Items from a data source:
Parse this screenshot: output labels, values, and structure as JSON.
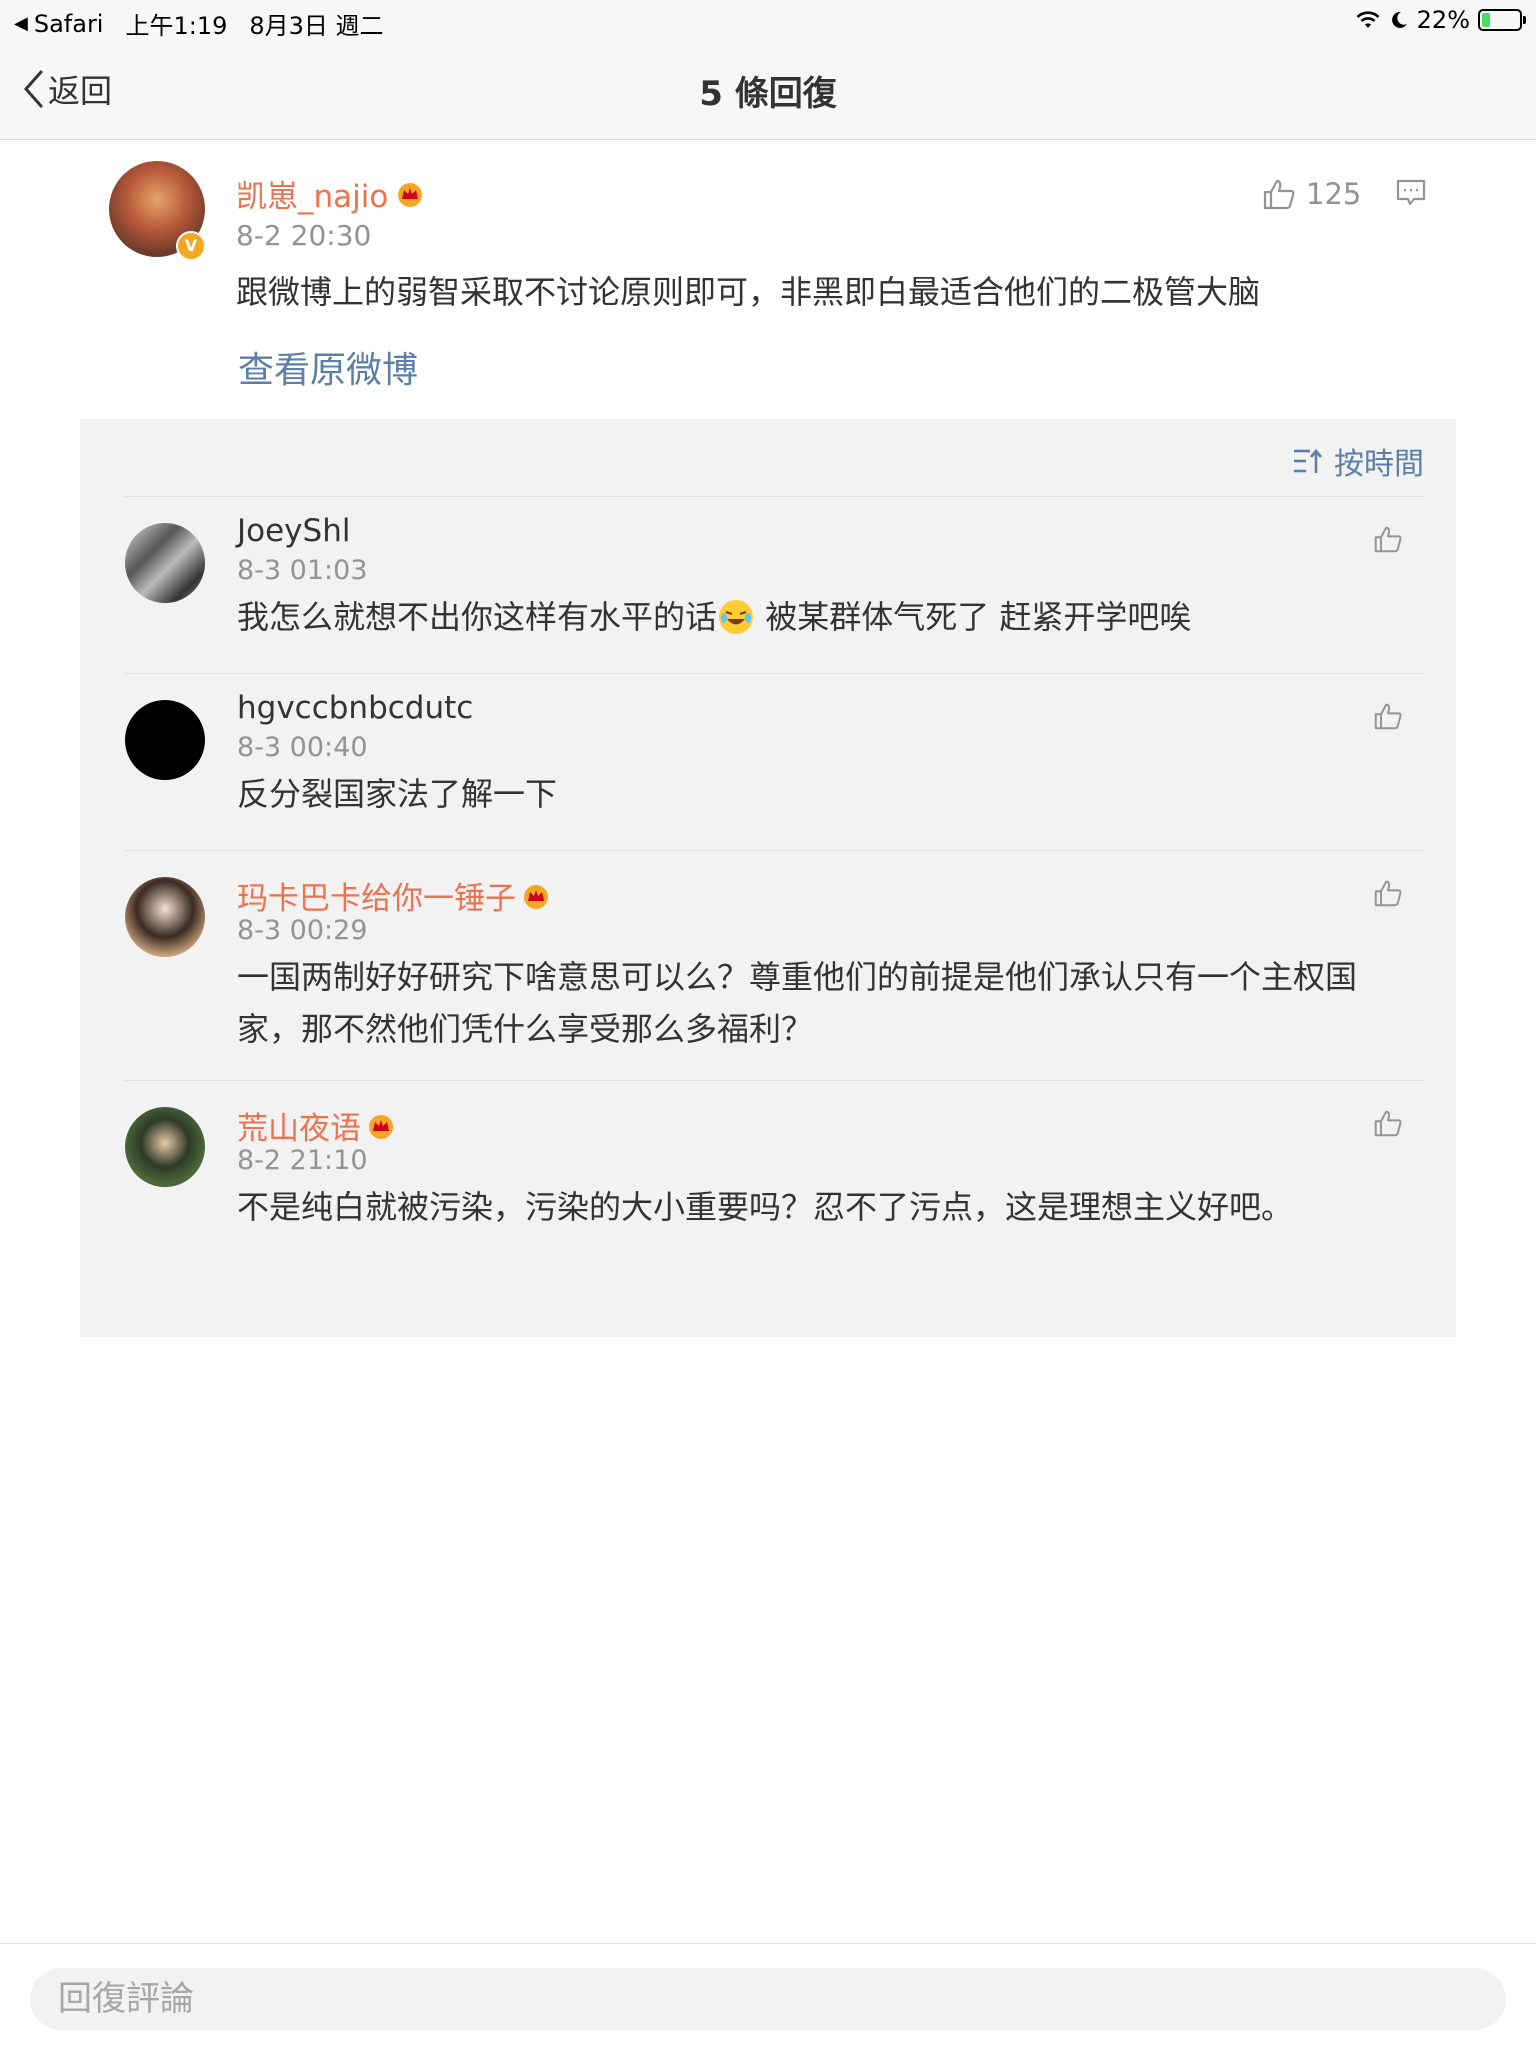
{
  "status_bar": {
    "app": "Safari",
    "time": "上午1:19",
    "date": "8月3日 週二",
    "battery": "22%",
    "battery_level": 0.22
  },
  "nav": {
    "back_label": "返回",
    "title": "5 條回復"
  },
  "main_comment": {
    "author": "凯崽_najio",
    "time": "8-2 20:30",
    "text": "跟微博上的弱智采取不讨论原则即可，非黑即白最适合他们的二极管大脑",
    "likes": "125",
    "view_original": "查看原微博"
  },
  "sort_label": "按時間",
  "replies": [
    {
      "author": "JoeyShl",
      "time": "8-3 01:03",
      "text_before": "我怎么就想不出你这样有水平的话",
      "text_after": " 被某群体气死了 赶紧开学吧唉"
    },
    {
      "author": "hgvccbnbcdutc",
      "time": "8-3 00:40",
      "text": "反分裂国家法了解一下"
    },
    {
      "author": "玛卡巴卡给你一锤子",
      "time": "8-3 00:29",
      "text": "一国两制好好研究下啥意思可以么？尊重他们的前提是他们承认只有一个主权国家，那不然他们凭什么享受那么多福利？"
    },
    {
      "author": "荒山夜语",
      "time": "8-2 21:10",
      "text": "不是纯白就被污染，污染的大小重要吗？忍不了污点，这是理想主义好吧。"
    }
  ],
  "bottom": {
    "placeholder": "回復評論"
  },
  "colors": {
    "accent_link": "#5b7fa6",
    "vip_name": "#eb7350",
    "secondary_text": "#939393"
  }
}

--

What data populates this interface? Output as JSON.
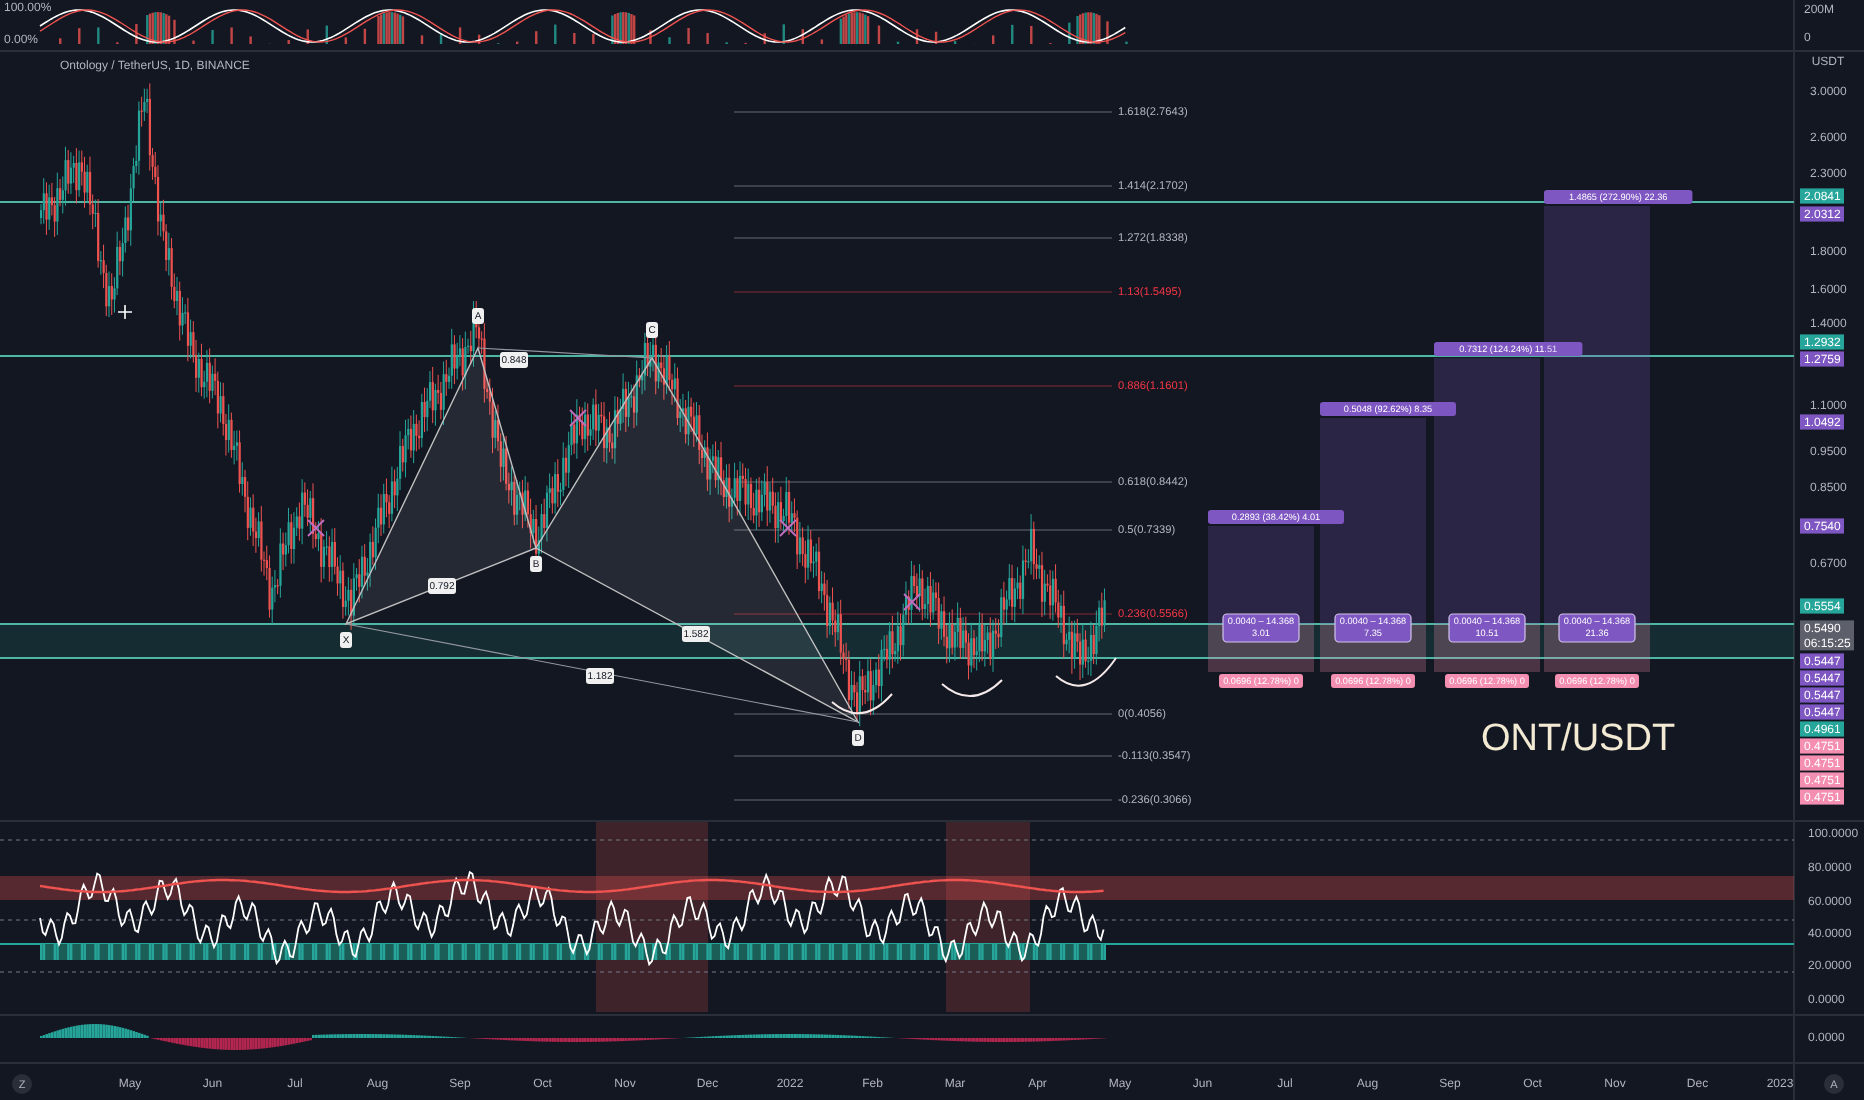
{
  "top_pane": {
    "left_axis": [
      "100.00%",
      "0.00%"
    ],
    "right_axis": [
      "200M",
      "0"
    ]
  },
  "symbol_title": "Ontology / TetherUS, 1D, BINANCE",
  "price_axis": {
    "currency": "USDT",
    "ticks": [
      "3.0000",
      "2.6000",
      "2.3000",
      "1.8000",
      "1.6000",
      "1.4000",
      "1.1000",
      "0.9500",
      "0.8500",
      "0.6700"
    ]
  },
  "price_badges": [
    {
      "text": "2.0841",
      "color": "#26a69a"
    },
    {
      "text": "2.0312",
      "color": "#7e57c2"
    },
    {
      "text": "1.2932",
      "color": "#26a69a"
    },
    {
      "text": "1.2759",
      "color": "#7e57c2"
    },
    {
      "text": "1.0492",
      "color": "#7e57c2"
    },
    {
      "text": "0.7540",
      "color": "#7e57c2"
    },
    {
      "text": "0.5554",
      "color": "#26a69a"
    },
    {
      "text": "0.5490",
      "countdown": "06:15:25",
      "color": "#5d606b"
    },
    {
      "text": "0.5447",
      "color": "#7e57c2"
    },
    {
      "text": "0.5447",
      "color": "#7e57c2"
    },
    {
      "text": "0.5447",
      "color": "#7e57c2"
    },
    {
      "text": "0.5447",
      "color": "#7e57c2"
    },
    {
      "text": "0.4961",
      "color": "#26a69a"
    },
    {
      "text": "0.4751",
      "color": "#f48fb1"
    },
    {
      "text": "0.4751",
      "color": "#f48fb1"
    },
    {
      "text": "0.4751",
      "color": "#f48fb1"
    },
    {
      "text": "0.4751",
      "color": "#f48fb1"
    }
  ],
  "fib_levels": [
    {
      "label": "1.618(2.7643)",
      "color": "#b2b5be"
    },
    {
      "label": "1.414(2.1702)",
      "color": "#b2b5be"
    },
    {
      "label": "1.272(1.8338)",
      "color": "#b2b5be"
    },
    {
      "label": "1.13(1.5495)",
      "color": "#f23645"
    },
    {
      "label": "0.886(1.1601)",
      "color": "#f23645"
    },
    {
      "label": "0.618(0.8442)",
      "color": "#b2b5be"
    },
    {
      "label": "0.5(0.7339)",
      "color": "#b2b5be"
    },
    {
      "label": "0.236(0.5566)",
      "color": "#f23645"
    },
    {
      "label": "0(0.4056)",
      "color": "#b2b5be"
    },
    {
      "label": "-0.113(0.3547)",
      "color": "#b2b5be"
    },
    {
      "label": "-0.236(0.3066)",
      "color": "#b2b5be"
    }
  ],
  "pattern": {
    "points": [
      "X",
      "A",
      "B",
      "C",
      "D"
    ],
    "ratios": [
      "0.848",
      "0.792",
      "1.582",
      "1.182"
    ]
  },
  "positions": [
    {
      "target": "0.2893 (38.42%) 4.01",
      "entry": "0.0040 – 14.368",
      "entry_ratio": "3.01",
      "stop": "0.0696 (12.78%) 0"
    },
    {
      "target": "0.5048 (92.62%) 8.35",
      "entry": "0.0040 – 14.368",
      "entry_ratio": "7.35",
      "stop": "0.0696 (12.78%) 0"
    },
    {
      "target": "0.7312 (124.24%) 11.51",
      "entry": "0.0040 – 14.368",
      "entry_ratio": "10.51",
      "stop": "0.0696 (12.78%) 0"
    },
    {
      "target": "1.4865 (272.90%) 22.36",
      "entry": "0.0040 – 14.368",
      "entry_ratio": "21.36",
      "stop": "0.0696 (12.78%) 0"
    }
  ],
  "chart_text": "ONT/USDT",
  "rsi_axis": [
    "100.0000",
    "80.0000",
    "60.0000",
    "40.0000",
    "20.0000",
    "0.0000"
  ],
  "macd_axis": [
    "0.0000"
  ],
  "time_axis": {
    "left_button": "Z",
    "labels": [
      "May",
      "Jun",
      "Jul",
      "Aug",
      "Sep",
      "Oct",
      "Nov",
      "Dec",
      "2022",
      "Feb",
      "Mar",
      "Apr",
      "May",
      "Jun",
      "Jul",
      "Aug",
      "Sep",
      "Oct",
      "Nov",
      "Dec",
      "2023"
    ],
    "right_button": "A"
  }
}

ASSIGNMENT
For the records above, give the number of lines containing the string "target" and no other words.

RESPONSE FOR THIS EXERCISE
4